→ Problem to work on
Please find every line in the records below that contains the word "Manage", and copy it.
☆ ☆ ☆ ☆ ☆ ☆ ☆
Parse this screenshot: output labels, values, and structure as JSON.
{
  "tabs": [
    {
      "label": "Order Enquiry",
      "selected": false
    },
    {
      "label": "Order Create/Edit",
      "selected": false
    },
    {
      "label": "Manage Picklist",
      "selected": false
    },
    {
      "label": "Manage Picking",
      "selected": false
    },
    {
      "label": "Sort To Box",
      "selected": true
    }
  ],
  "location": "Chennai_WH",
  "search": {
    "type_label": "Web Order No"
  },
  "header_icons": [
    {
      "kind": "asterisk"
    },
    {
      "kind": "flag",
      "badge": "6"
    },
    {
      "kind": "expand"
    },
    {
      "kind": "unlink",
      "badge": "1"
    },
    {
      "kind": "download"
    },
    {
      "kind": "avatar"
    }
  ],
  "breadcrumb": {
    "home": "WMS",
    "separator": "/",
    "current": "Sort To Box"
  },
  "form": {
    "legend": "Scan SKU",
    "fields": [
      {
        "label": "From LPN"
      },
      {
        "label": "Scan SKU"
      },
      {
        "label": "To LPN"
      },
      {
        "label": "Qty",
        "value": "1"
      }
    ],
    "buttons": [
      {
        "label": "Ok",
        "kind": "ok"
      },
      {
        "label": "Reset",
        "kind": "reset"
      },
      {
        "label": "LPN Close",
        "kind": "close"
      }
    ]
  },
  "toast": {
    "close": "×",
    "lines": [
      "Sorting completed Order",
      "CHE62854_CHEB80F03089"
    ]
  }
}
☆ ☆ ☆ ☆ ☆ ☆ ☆
→ Solution below
      "label": "Manage Picklist",
      "label": "Manage Picking",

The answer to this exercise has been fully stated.